TASK OBJECTIVE: Return the full listing exactly as it is written.

SUPPLIED RECORDS:
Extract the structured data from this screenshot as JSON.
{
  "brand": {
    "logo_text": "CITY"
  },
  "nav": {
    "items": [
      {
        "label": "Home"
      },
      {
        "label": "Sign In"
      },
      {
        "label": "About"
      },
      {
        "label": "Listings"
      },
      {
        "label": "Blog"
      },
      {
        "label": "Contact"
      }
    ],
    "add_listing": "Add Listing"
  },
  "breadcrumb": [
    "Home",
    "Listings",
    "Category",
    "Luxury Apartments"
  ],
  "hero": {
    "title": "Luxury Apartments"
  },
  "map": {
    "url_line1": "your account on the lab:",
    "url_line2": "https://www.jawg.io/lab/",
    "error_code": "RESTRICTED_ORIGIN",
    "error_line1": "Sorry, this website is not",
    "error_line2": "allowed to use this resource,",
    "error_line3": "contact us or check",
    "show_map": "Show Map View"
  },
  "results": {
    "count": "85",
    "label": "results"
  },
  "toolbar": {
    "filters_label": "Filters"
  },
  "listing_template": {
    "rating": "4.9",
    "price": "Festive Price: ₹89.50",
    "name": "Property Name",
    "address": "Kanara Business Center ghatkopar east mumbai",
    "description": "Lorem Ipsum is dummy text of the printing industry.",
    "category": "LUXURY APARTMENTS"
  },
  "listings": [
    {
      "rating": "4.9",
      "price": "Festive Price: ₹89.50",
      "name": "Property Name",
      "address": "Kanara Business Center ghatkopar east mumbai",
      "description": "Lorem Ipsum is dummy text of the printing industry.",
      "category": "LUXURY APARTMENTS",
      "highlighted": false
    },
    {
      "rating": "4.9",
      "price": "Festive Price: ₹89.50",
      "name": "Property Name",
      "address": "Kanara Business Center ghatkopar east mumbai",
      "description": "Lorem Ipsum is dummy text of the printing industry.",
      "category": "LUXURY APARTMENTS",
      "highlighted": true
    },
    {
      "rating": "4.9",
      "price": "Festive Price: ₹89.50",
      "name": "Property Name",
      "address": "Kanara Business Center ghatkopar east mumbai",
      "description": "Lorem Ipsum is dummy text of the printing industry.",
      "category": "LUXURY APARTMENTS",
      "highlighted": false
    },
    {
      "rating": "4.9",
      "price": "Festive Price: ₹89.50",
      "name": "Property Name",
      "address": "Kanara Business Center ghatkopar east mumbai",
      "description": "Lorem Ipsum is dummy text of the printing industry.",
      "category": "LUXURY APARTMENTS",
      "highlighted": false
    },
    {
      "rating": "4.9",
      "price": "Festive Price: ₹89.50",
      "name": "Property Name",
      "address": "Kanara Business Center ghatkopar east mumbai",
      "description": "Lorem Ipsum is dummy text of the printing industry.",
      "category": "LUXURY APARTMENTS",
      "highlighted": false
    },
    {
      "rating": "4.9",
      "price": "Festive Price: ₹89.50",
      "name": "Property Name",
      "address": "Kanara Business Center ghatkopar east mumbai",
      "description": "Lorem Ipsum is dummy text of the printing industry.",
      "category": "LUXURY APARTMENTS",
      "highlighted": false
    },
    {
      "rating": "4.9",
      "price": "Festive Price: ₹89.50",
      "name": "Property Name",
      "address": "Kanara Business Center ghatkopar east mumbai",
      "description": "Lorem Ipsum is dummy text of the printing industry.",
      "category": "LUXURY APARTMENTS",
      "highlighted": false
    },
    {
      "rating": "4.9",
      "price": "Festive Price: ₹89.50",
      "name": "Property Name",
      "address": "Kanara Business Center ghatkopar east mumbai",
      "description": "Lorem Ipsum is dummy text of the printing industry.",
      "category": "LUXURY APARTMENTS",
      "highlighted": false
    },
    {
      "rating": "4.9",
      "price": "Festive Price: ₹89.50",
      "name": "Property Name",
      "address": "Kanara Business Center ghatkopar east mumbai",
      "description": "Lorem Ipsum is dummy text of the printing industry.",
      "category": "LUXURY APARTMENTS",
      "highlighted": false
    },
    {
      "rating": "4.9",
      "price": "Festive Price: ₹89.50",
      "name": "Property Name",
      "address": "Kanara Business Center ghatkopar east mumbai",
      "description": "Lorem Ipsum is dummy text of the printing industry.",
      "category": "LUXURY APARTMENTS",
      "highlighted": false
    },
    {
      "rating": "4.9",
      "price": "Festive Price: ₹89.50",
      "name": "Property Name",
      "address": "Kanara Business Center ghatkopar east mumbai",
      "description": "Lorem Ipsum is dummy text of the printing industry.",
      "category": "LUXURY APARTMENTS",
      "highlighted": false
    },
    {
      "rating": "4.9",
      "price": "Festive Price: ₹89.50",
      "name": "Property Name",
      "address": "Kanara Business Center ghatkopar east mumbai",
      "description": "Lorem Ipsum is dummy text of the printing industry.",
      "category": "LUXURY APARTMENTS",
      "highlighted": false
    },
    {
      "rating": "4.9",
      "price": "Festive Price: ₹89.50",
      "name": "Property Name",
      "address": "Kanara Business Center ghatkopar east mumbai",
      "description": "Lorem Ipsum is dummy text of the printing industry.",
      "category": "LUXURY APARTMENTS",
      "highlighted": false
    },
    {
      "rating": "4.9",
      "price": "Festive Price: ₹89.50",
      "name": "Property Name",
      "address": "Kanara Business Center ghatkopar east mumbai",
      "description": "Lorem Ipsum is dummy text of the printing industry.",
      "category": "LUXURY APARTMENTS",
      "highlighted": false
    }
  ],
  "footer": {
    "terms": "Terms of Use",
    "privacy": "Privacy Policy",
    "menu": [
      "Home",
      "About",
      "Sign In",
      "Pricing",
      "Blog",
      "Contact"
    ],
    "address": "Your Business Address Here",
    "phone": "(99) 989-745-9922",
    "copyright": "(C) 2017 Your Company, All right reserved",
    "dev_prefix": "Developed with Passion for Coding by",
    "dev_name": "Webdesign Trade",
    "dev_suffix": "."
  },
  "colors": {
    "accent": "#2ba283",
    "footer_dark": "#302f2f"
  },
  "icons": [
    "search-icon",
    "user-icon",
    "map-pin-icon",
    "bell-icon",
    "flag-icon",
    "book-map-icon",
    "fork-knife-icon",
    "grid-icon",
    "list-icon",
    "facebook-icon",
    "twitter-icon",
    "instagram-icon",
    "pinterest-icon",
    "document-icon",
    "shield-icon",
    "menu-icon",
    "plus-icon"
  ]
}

RESULT:
Extract the structured data from this screenshot as JSON.
{
  "brand": {
    "logo_text": "CITY"
  },
  "nav": {
    "items": [
      {
        "label": "Home"
      },
      {
        "label": "Sign In"
      },
      {
        "label": "About"
      },
      {
        "label": "Listings"
      },
      {
        "label": "Blog"
      },
      {
        "label": "Contact"
      }
    ],
    "add_listing": "Add Listing"
  },
  "breadcrumb": [
    "Home",
    "Listings",
    "Category",
    "Luxury Apartments"
  ],
  "hero": {
    "title": "Luxury Apartments"
  },
  "map": {
    "url_line1": "your account on the lab:",
    "url_line2": "https://www.jawg.io/lab/",
    "error_code": "RESTRICTED_ORIGIN",
    "error_line1": "Sorry, this website is not",
    "error_line2": "allowed to use this resource,",
    "error_line3": "contact us or check",
    "show_map": "Show Map View"
  },
  "results": {
    "count": "85",
    "label": "results"
  },
  "toolbar": {
    "filters_label": "Filters"
  },
  "listing_template": {
    "rating": "4.9",
    "price": "Festive Price: ₹89.50",
    "name": "Property Name",
    "address": "Kanara Business Center ghatkopar east mumbai",
    "description": "Lorem Ipsum is dummy text of the printing industry.",
    "category": "LUXURY APARTMENTS"
  },
  "listings": [
    {
      "rating": "4.9",
      "price": "Festive Price: ₹89.50",
      "name": "Property Name",
      "address": "Kanara Business Center ghatkopar east mumbai",
      "description": "Lorem Ipsum is dummy text of the printing industry.",
      "category": "LUXURY APARTMENTS",
      "highlighted": false
    },
    {
      "rating": "4.9",
      "price": "Festive Price: ₹89.50",
      "name": "Property Name",
      "address": "Kanara Business Center ghatkopar east mumbai",
      "description": "Lorem Ipsum is dummy text of the printing industry.",
      "category": "LUXURY APARTMENTS",
      "highlighted": true
    },
    {
      "rating": "4.9",
      "price": "Festive Price: ₹89.50",
      "name": "Property Name",
      "address": "Kanara Business Center ghatkopar east mumbai",
      "description": "Lorem Ipsum is dummy text of the printing industry.",
      "category": "LUXURY APARTMENTS",
      "highlighted": false
    },
    {
      "rating": "4.9",
      "price": "Festive Price: ₹89.50",
      "name": "Property Name",
      "address": "Kanara Business Center ghatkopar east mumbai",
      "description": "Lorem Ipsum is dummy text of the printing industry.",
      "category": "LUXURY APARTMENTS",
      "highlighted": false
    },
    {
      "rating": "4.9",
      "price": "Festive Price: ₹89.50",
      "name": "Property Name",
      "address": "Kanara Business Center ghatkopar east mumbai",
      "description": "Lorem Ipsum is dummy text of the printing industry.",
      "category": "LUXURY APARTMENTS",
      "highlighted": false
    },
    {
      "rating": "4.9",
      "price": "Festive Price: ₹89.50",
      "name": "Property Name",
      "address": "Kanara Business Center ghatkopar east mumbai",
      "description": "Lorem Ipsum is dummy text of the printing industry.",
      "category": "LUXURY APARTMENTS",
      "highlighted": false
    },
    {
      "rating": "4.9",
      "price": "Festive Price: ₹89.50",
      "name": "Property Name",
      "address": "Kanara Business Center ghatkopar east mumbai",
      "description": "Lorem Ipsum is dummy text of the printing industry.",
      "category": "LUXURY APARTMENTS",
      "highlighted": false
    },
    {
      "rating": "4.9",
      "price": "Festive Price: ₹89.50",
      "name": "Property Name",
      "address": "Kanara Business Center ghatkopar east mumbai",
      "description": "Lorem Ipsum is dummy text of the printing industry.",
      "category": "LUXURY APARTMENTS",
      "highlighted": false
    },
    {
      "rating": "4.9",
      "price": "Festive Price: ₹89.50",
      "name": "Property Name",
      "address": "Kanara Business Center ghatkopar east mumbai",
      "description": "Lorem Ipsum is dummy text of the printing industry.",
      "category": "LUXURY APARTMENTS",
      "highlighted": false
    },
    {
      "rating": "4.9",
      "price": "Festive Price: ₹89.50",
      "name": "Property Name",
      "address": "Kanara Business Center ghatkopar east mumbai",
      "description": "Lorem Ipsum is dummy text of the printing industry.",
      "category": "LUXURY APARTMENTS",
      "highlighted": false
    },
    {
      "rating": "4.9",
      "price": "Festive Price: ₹89.50",
      "name": "Property Name",
      "address": "Kanara Business Center ghatkopar east mumbai",
      "description": "Lorem Ipsum is dummy text of the printing industry.",
      "category": "LUXURY APARTMENTS",
      "highlighted": false
    },
    {
      "rating": "4.9",
      "price": "Festive Price: ₹89.50",
      "name": "Property Name",
      "address": "Kanara Business Center ghatkopar east mumbai",
      "description": "Lorem Ipsum is dummy text of the printing industry.",
      "category": "LUXURY APARTMENTS",
      "highlighted": false
    },
    {
      "rating": "4.9",
      "price": "Festive Price: ₹89.50",
      "name": "Property Name",
      "address": "Kanara Business Center ghatkopar east mumbai",
      "description": "Lorem Ipsum is dummy text of the printing industry.",
      "category": "LUXURY APARTMENTS",
      "highlighted": false
    },
    {
      "rating": "4.9",
      "price": "Festive Price: ₹89.50",
      "name": "Property Name",
      "address": "Kanara Business Center ghatkopar east mumbai",
      "description": "Lorem Ipsum is dummy text of the printing industry.",
      "category": "LUXURY APARTMENTS",
      "highlighted": false
    }
  ],
  "footer": {
    "terms": "Terms of Use",
    "privacy": "Privacy Policy",
    "menu": [
      "Home",
      "About",
      "Sign In",
      "Pricing",
      "Blog",
      "Contact"
    ],
    "address": "Your Business Address Here",
    "phone": "(99) 989-745-9922",
    "copyright": "(C) 2017 Your Company, All right reserved",
    "dev_prefix": "Developed with Passion for Coding by",
    "dev_name": "Webdesign Trade",
    "dev_suffix": "."
  },
  "colors": {
    "accent": "#2ba283",
    "footer_dark": "#302f2f"
  },
  "icons": [
    "search-icon",
    "user-icon",
    "map-pin-icon",
    "bell-icon",
    "flag-icon",
    "book-map-icon",
    "fork-knife-icon",
    "grid-icon",
    "list-icon",
    "facebook-icon",
    "twitter-icon",
    "instagram-icon",
    "pinterest-icon",
    "document-icon",
    "shield-icon",
    "menu-icon",
    "plus-icon"
  ]
}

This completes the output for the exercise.